**** EXERCISE INPUTS ****

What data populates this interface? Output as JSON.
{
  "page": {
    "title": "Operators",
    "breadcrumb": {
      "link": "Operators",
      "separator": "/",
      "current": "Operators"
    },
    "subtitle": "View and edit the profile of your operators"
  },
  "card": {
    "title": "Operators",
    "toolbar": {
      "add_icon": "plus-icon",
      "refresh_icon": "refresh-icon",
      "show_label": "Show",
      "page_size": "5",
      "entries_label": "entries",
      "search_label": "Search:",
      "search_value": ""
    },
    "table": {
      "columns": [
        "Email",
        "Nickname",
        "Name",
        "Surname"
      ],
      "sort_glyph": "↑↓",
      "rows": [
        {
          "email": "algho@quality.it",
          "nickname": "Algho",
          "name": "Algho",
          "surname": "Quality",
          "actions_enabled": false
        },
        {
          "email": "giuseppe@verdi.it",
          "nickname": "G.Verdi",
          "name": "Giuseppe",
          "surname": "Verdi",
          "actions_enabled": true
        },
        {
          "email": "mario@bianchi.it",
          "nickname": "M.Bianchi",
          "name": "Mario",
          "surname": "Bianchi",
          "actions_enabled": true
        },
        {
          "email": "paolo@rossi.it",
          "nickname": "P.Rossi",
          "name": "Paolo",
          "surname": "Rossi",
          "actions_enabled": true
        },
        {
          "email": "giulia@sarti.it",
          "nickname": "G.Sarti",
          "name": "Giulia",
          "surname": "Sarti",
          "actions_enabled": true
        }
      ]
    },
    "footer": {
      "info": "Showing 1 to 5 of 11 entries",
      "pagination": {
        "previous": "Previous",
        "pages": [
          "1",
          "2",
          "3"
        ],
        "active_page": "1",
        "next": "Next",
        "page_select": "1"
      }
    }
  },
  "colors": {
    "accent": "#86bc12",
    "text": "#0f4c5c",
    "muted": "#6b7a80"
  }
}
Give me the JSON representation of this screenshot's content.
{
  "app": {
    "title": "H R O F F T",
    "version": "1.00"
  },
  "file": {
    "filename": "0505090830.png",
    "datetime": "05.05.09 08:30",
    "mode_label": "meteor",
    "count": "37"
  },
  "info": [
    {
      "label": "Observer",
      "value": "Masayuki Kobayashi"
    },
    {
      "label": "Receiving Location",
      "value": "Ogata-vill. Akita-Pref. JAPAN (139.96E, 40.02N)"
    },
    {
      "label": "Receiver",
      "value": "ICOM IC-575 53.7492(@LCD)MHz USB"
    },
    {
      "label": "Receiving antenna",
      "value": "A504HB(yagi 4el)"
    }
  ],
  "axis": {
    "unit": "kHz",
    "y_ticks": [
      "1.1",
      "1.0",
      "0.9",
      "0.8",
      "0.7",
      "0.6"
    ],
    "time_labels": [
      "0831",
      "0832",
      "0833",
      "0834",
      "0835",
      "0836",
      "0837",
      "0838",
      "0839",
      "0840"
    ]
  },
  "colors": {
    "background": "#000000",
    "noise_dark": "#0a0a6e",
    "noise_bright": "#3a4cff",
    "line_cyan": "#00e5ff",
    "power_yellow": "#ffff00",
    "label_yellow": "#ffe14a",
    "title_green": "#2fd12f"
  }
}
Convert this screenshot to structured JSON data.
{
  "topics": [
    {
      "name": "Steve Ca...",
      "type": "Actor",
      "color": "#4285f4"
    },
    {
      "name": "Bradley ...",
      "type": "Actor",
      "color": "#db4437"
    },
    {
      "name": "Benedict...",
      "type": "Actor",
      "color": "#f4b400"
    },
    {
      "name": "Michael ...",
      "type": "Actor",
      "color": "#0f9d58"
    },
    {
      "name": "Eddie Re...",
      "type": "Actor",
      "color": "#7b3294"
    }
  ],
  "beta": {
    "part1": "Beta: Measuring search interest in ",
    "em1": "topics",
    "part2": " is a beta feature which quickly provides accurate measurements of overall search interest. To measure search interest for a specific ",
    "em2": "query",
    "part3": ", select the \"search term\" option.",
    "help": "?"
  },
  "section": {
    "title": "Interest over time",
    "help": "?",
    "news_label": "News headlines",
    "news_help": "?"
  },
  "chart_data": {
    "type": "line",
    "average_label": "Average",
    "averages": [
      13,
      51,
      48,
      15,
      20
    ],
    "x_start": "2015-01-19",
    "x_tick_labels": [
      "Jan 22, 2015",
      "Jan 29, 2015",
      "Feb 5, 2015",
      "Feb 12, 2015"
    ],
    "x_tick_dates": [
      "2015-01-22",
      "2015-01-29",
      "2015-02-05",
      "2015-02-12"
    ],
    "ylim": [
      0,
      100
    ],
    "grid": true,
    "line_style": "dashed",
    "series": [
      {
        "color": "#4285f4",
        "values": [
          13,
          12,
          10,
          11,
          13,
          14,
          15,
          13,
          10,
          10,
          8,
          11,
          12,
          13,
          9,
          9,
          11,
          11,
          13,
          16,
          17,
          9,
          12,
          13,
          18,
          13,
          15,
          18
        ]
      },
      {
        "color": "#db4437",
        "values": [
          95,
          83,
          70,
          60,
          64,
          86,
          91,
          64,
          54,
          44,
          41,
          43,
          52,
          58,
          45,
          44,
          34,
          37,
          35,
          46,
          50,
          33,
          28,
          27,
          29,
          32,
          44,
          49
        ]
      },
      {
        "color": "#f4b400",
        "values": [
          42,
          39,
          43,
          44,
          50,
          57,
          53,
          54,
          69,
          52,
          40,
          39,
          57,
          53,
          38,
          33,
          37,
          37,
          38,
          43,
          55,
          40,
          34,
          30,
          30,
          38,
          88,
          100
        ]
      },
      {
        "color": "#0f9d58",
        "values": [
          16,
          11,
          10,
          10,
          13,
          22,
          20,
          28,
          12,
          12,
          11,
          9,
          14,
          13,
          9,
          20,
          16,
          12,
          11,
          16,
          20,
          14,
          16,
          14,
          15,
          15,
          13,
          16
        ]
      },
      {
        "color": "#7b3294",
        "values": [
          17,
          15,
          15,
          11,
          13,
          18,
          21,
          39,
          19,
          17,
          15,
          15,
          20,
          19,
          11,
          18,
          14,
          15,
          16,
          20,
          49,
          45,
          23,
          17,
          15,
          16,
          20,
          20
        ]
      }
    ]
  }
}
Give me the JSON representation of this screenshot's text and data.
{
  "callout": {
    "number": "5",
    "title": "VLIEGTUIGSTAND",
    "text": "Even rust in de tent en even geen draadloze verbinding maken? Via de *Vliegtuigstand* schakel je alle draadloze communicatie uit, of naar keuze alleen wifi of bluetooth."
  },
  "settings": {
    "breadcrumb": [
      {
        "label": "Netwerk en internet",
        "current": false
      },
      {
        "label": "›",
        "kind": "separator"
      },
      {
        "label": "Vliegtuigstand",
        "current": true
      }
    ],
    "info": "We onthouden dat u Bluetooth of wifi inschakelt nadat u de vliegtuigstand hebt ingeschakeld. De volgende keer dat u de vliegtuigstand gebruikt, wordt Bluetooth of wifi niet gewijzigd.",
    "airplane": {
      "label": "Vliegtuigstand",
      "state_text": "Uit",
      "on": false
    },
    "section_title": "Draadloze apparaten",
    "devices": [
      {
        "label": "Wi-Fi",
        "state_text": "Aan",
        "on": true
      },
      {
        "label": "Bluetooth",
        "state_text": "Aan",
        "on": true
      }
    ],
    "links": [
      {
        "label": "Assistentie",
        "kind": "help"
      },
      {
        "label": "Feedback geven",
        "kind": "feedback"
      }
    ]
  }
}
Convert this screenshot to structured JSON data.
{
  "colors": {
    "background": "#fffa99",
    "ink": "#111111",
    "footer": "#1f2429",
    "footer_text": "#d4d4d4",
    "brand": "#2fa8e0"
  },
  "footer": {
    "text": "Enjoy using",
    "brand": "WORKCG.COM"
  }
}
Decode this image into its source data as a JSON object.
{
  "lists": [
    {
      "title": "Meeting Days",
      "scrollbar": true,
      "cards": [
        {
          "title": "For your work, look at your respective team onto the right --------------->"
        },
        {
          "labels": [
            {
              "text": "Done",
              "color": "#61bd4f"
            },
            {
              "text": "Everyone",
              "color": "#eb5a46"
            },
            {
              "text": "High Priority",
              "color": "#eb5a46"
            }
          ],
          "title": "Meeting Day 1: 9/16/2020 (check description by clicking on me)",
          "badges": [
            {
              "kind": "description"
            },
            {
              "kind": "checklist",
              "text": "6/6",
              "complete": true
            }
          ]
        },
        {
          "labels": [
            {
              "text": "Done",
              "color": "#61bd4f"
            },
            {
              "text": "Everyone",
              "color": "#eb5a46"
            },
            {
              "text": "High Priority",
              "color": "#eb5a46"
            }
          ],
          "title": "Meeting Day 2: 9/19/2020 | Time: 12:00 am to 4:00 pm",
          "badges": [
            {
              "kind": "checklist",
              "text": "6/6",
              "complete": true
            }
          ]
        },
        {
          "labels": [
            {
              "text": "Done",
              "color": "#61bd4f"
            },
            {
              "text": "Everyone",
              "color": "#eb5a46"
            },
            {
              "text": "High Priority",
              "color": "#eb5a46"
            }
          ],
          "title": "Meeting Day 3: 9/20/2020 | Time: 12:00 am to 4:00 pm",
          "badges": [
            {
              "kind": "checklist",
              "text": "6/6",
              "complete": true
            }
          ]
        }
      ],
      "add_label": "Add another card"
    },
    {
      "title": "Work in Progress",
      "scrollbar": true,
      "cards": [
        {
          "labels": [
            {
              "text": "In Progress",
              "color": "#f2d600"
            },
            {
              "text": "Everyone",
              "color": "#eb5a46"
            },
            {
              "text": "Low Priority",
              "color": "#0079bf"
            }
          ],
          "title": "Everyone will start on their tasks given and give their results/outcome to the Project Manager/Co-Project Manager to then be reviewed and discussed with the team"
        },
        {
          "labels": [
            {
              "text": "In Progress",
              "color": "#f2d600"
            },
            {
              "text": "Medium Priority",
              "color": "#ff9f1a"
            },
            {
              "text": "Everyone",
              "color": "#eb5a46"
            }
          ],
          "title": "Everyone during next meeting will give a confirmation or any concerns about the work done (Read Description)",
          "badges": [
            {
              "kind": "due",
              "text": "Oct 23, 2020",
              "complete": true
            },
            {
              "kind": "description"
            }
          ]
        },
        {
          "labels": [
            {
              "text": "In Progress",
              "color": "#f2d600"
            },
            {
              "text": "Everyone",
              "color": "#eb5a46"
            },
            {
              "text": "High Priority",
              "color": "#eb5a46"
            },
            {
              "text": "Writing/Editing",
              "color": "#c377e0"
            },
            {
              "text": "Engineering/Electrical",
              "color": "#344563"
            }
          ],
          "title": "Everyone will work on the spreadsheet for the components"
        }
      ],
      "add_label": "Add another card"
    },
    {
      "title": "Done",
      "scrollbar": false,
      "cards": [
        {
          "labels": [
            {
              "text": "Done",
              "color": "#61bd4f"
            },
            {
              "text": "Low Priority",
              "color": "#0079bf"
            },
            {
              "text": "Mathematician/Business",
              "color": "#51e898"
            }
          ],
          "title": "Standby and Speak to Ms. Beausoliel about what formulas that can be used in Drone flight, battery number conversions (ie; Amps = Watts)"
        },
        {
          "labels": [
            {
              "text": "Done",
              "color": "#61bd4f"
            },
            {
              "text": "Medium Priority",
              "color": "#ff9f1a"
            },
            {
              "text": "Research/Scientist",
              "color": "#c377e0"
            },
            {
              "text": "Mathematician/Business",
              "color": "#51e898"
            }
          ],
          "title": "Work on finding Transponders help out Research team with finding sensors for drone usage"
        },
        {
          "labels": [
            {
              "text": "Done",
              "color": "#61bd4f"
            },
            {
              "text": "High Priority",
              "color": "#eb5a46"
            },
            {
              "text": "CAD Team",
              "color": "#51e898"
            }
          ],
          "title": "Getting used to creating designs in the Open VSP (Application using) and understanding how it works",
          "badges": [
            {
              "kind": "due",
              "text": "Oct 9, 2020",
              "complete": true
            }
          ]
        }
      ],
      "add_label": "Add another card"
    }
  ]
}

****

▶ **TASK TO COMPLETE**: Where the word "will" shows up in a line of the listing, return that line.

▶ **RESULT**:
          "title": "Everyone will start on their tasks given and give their results/outcome to the Project Manager/Co-Project Manager to then be reviewed and discussed with the team"
          "title": "Everyone during next meeting will give a confirmation or any concerns about the work done (Read Description)",
          "title": "Everyone will work on the spreadsheet for the components"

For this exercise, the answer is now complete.